_TASK OBJECTIVE_
Each line that holds the word "Guest" counts once; give the total for the records below and nothing else.

┄┄┄┄┄┄┄┄┄┄

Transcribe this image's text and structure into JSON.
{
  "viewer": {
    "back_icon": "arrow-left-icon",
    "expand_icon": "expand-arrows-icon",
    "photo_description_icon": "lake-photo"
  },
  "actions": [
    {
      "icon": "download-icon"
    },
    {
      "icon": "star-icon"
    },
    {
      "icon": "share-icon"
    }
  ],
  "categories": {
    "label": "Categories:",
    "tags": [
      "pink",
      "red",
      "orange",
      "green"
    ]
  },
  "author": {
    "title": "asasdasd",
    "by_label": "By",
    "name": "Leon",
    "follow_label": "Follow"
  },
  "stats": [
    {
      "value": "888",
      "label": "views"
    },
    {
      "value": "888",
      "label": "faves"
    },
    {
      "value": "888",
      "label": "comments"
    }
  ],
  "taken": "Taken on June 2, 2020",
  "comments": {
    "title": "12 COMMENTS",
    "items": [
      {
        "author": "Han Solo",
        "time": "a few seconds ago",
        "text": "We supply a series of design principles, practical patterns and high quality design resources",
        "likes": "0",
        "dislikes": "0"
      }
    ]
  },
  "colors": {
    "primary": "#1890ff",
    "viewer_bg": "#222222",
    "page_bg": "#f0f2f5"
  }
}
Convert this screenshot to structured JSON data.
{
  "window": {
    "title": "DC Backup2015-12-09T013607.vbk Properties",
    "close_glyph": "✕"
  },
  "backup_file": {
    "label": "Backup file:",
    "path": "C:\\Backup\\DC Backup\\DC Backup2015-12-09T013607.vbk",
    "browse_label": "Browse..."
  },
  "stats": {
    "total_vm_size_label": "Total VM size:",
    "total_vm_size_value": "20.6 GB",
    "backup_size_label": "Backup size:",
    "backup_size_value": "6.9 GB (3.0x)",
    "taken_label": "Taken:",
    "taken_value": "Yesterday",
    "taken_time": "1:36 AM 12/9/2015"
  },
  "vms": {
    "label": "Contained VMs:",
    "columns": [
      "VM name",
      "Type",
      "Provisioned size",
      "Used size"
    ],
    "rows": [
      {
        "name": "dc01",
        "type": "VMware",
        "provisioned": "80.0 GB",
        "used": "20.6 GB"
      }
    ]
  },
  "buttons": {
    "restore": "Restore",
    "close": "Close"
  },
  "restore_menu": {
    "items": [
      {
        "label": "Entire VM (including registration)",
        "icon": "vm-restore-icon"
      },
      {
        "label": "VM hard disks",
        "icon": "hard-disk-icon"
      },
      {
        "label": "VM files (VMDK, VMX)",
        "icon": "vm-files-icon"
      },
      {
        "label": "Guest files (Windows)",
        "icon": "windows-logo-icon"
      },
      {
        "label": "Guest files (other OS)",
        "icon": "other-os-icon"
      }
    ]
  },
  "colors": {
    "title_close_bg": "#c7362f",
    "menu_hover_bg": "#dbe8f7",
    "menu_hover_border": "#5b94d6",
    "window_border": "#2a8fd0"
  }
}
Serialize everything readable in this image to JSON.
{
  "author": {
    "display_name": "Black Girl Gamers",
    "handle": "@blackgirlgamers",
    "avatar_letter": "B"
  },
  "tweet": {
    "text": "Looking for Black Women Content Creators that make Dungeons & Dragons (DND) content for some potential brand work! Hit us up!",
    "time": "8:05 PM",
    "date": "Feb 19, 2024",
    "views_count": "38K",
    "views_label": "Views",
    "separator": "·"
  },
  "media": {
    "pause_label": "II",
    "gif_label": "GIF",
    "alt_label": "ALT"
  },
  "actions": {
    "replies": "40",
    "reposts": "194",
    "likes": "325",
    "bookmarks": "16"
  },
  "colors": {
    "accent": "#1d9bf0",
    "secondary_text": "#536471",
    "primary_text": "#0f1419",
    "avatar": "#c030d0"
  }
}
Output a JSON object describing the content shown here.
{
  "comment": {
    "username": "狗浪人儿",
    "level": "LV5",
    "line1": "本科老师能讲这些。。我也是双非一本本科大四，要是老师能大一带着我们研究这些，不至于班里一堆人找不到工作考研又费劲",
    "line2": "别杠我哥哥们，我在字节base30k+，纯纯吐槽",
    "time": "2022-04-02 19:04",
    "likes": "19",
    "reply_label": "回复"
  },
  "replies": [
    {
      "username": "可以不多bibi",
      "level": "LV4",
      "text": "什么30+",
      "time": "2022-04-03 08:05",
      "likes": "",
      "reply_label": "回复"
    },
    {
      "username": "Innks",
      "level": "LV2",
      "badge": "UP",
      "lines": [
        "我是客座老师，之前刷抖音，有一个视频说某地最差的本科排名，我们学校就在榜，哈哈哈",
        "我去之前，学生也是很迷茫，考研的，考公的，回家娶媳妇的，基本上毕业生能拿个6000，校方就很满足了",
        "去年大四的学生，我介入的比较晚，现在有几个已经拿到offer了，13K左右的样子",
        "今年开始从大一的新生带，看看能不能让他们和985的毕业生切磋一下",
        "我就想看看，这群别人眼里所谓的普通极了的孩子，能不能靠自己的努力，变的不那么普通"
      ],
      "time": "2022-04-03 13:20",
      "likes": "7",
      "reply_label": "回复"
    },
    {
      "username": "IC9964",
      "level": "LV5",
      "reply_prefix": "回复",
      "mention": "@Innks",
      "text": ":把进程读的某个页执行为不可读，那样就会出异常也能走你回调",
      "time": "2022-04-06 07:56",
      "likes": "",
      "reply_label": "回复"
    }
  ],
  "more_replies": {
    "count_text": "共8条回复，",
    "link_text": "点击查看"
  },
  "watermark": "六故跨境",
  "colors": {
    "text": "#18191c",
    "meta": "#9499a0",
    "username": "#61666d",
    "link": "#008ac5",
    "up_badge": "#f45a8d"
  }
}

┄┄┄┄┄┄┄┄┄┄

_SOLUTION FOR THIS EXERCISE_
2